Author: Joseph P. Murphy, Esq., Allegheny Immigration Group

Release Date: 12/27/2019 (YouTube)

Author’s Statement:

This is part 3 of a transcription of my video on tourist visas which you can see here. If you, or someone you care about need legal services related to filing for, extending, traveling on, or any other matter related to a B Tourist Visa, please call my office at (412)521-2000 or my cell at (412)973-3442. You can also email me at Please visit, like and share the Allegheny Immigration Group Facebook page and the Allegheny Immigration Group Youtube Channel.

Here are some other examples of things that help people overcome the presumption and immigrant intent. Got a little bit of list here, ownership, at least a property in the home country, evidence of business or other holdings in the home country, documentation of the temporary nature of the visit you have got. Even though B Visa is usually good for 180 days, you have got a turn flight in two weeks prove that you have the ability to make a trip of the length that you wanna make without losing your job. This is particularly important where you are showing, that you have a great job, say the executive that you would not wanna lose by moving to the United States. But you are going to the United States for three months. There would be some question about what’s gonna happen in that job if you’re left in the United States, you know, if you are not there for three months. A letter from your employer saying “we understand that this person is travelling in the United States and we are authorizing it and their job will be here when they get back.” Again as I gave the example earlier of an itinerary, places you plan on staying, attractions you plan on visiting. Family members if you had a bunch of kids that needed your supervision that you’d be leaving behind if you move to the United States, that can be good evidence that you are going home too. Obviously a round-trip ticket is something that would we’d be looking for. If you are only got a one-way ticket that kind of indicates that you are not going back.

So, that’s it. I mean there is no invitation, there is no need for the person in the US to show anything. There is very little control over the process that this is not reviewable. The decision by the consular officer to grand or deny B Visa is done in summary fashion based on the consular or embassy officer’s assessment of whether this person has overcome the presumption of immigrant intent. If that isn’t done to the satisfaction of the consular officer, you don’t get the B Visa. Now, you can re-apply but you would wanna do that a week later you have to wait a while. If you are successful at the interview B Visa will be granted and affixed inside your passport by the consular embassy. That visa in many cases is good for ten years. That doesn’t mean that you can enter the United States to stay in here for 10 years. Normal B Visa admission to the United States are for 180 days, that’s six months that means you have up to six months from when you enter the United States to go home. If you stay beyond that six months, you will start accruing unlawful presence. You are on overstay. It will probably cancel your B Visa and you won’t be allowed back in on a B Visa and after 180 days you become inadmissible to the United States for three years. After 365 days, you become inadmissible to the United States for 10 years.

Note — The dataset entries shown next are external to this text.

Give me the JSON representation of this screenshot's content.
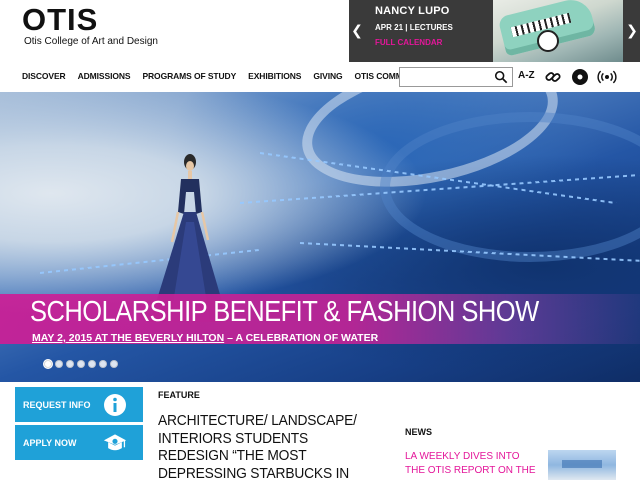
{
  "header": {
    "logo": "OTIS",
    "tagline": "Otis College of Art and Design"
  },
  "event": {
    "name": "NANCY LUPO",
    "date": "APR 21 | LECTURES",
    "calendar_link": "FULL CALENDAR",
    "prev_icon": "chevron-left-icon",
    "next_icon": "chevron-right-icon"
  },
  "nav": {
    "items": [
      "DISCOVER",
      "ADMISSIONS",
      "PROGRAMS OF STUDY",
      "EXHIBITIONS",
      "GIVING",
      "OTIS COMMUNITY"
    ]
  },
  "toolbar": {
    "search_value": "",
    "search_icon": "search-icon",
    "az_label": "A-Z",
    "link_icon": "link-icon",
    "record_icon": "record-icon",
    "broadcast_icon": "broadcast-icon"
  },
  "hero": {
    "title": "SCHOLARSHIP BENEFIT & FASHION SHOW",
    "subtitle_link": "MAY 2, 2015 AT THE BEVERLY HILTON",
    "subtitle_rest": " – A CELEBRATION OF WATER",
    "slide_count": 7,
    "active_slide": 1
  },
  "cta": {
    "request_info": "REQUEST INFO",
    "request_icon": "info-icon",
    "apply_now": "APPLY NOW",
    "apply_icon": "school-icon"
  },
  "feature": {
    "label": "FEATURE",
    "headline": "ARCHITECTURE/ LANDSCAPE/ INTERIORS STUDENTS REDESIGN “THE MOST DEPRESSING STARBUCKS IN AMERICA” FOR THE"
  },
  "news": {
    "label": "NEWS",
    "headline": "LA WEEKLY DIVES INTO THE OTIS REPORT ON THE"
  },
  "colors": {
    "accent_magenta": "#e4169a",
    "cta_blue": "#1fa1d8",
    "event_bg": "#3a3a3a"
  }
}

Client Reviews
I was amazed by how supportive the experience was. They took the time to explain every step of the process, what was needed, and how they were going to accomplish it. They didn't just tell me what to do, they explained the process and gave me options. I was never left in the dark, which made the whole experience very low stress. E.S.
Joe represented me on an asylum case in San Francisco. They day I met him he took out a business card and wrote his personal cell phone number on the back. He told me to feel free to call or text any time I wanted to. I tried it and he wasn't kidding. That sort of concierge style lawyering was a real joy. S.K.
Right after the repeal of DOMA, Joe represented me and my partner on one of Pennsylvania's first immigration cases based on same sex marriage. It was new at the time, and we weren't really sure it would work, Joe reassured us and explained how and why I had the right to file for a green card for my partner - and he made every word he told me come true. The green card was issued about 5 months later. M.M.